§ **Data**

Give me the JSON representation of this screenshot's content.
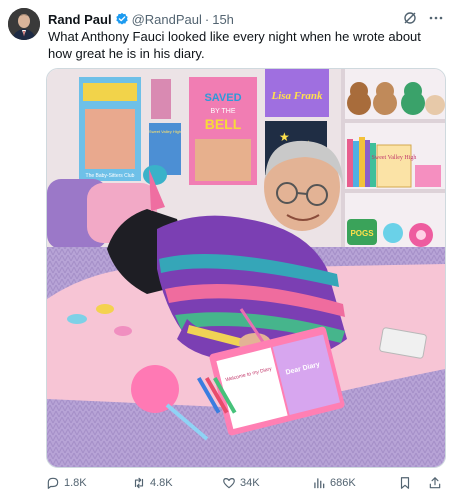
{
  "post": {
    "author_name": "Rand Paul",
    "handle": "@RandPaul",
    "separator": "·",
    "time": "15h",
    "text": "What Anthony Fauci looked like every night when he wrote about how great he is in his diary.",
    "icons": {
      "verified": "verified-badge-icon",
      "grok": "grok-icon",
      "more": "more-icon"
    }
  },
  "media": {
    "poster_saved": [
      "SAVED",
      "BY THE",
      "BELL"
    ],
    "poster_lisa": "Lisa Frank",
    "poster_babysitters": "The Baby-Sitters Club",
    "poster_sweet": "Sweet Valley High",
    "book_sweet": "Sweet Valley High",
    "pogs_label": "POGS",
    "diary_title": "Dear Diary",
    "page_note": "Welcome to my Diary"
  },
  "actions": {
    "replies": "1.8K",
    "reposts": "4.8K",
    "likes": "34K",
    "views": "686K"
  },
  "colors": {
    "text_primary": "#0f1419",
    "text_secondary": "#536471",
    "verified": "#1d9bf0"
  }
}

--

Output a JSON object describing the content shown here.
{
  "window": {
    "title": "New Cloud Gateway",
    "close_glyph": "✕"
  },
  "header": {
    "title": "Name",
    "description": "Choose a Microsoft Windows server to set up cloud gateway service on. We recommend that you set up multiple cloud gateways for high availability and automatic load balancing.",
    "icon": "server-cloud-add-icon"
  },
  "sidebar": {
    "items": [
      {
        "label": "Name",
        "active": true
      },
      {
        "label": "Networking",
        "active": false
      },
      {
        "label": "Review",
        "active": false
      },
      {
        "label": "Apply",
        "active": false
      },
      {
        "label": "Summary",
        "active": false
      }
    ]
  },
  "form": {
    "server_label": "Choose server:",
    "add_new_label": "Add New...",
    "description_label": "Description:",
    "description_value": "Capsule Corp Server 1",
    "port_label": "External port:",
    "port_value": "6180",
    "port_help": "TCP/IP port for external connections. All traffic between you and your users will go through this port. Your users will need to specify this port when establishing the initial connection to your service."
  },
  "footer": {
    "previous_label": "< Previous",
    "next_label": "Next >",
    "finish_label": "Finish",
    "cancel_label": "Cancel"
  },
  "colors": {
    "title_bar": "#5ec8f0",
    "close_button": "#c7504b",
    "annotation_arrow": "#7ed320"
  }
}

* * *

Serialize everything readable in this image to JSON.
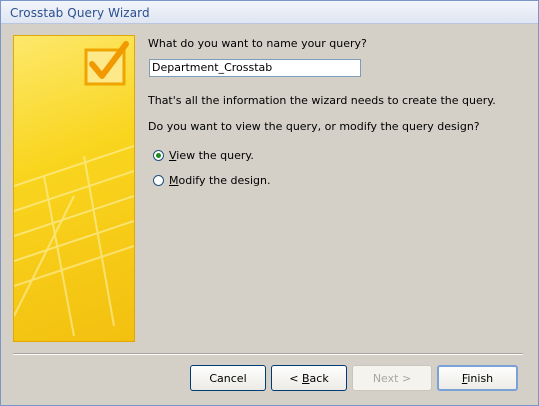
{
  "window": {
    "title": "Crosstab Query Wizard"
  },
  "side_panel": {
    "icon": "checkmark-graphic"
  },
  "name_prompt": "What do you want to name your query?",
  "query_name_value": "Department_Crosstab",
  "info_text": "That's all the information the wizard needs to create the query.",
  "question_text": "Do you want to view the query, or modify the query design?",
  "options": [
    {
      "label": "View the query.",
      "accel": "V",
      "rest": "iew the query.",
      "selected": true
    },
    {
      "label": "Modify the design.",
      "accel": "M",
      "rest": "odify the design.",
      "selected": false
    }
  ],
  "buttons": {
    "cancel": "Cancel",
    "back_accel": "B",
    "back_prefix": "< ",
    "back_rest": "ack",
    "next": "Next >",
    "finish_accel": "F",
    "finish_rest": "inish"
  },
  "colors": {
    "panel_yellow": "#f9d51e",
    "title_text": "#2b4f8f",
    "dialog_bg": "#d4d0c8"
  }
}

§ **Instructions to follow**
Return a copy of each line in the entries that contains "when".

§ **Result**
    "text": "What Anthony Fauci looked like every night when he wrote about how great he is in his diary.",
    "port_help": "TCP/IP port for external connections. All traffic between you and your users will go through this port. Your users will need to specify this port when establishing the initial connection to your service."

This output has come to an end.